Combining Team Drives and Drive File Stream gives you a “file server like” experiences. You use your local apps, browsing and searching for files in Explorer or Finder. You open, work with, and save files like you do for local files and files on traditional file servers. You manage permission by Team Drive and your folder hierarchy. And while you do not have all of the granularity with Team Drives as you do with a Windows File Server, for example, you have enough to build a managed file service. Because of the differences in permissions granularity, you are more likely to have more Team Drives than you might have top level folders on a traditional file server.

Does Team Drives + Drive File Stream = File Server?

Combining Team Drives and Google File Stream does not give you all of the features and functions of a traditional file server. By creating a managed file service, however, you do have the power to manage access and use of your data and information. And better than a traditional file server, your managed file service will server the needs of user with local, traditional applications and those working in the cloud.


Best Practice: Plan your team memberships and permission, hierarchies, and management strategies before you start building your Managed File Service using Team Drives and Drive File Stream. Contact us for a Cloud Advisory session to discuss your needs and project.


 

Friday Thought: Building a Cloud File Service

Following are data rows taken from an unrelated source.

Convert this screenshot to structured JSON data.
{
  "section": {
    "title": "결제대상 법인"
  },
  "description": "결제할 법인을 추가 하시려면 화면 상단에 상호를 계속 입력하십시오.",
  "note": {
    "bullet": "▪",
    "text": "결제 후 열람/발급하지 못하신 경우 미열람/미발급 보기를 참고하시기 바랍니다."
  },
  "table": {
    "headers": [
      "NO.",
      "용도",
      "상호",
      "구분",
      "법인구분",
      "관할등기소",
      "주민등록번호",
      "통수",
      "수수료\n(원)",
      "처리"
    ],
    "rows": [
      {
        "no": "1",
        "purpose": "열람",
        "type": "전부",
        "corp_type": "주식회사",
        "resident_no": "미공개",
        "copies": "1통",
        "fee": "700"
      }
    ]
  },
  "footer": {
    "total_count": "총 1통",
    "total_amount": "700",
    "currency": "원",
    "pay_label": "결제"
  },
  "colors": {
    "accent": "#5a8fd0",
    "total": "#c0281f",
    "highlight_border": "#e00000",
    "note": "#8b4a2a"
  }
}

For many of the companies, non-profits, school systems, and local governments we work with, the desire to use the cloud is expanding beyond email and calendar.  These organizations are looking to move some or all of their file services into the cloud as well.

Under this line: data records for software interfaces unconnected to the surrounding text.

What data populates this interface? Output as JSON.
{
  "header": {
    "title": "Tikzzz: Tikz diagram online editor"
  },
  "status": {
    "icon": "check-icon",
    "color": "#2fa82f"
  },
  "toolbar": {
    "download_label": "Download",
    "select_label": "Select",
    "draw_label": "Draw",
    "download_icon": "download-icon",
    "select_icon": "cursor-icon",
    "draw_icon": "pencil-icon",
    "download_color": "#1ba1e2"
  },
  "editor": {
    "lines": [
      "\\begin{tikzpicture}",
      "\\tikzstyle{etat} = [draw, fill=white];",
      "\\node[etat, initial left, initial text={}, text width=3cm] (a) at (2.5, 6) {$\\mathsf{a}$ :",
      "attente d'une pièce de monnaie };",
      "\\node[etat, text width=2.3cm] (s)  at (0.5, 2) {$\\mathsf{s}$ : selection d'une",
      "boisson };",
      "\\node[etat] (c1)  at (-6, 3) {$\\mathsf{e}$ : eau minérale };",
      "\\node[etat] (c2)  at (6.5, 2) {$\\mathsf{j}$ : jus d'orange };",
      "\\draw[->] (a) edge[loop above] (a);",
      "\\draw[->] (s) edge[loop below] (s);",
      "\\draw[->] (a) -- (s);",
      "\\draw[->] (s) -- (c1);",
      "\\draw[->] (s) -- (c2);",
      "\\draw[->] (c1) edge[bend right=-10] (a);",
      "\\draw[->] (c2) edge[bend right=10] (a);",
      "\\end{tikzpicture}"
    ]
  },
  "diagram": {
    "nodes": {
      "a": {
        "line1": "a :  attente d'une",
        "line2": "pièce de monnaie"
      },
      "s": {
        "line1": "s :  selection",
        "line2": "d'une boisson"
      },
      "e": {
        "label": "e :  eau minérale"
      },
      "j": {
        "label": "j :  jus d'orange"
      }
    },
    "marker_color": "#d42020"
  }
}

Motivation:

While the initial motivation is often to improve access to and sharing of information on projects, or in general, the planning process often reveals a greater value proposition. These secondary benefits derive from giving users direct access to data, and include, but are not limited to:

  • Reduced need for SSL VPN services and/or remote access, desktop, or virtual desktop solutions, resulting in lower hardware, software, networking, and support costs.
  • Reduced need for site-to-site links, enabling organizations to replace expensive point-to-point WAN links and MPLS networks with much less costly direct Internet access links.
  • Improved access to information from tablets and smart phones.
  • Reduced backup/restore costs, as physical infrastructure and in-house administration is replaced by cloud-to-cloud data protection services.

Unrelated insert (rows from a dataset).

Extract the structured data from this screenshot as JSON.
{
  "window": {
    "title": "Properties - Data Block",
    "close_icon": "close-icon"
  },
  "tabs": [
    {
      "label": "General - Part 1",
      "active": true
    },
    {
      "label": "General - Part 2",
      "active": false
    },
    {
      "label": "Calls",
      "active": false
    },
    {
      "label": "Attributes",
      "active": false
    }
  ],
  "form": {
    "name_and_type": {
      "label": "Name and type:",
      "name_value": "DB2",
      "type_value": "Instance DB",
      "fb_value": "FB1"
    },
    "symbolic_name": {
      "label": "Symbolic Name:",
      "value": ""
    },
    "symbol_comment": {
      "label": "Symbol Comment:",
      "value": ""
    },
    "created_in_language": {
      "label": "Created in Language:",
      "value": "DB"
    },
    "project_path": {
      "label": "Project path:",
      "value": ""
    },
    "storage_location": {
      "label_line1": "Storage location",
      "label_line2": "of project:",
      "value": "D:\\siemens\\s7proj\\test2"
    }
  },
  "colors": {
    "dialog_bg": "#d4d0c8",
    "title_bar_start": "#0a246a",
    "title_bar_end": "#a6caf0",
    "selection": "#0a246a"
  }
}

In short, cloud file services provide better user access to information, a simpler IT infrastructure, and lower costs.

Ecosystem

Many services exist to provide cloud-based file services and organizations are best off if they  review their needs before making a selection.  Beyond methods of accessing the service, be sure to review your permissions/security requirements with the features and function of the service.

Building a file service also means having the necessary components to ensure a robust ecosystem.

  • Affordable storage purchased as used or in flexible blocks
  • Drive letter access (DLA) or Network Place access from Windows desktops
  • Drive type access from Mac desktops, if needed
  • Access from mobile devices, including smart phones and tablets
  • Ability to integrate user identity with your LDAP, Active Directory, or SSO service
  • Availability of cloud-to-cloud backup/restore services
  • Encryption of data at rest and in transit
  • Ability to set permissions in accordance with your business needs, policies, and procedures

Execution

Moving to a cloud file service starts with understanding your requirements and the impact of the change on your computing environment and your end users.  Which aspects of the ecosystem do you need/want?  How will the change effect the user experience?  How will a new file service fit in with your other cloud solutions?  With an understanding of requirements, you can better match your needs to the available solutions and map out a migration that minimizes risk and enhances the benefits of the move.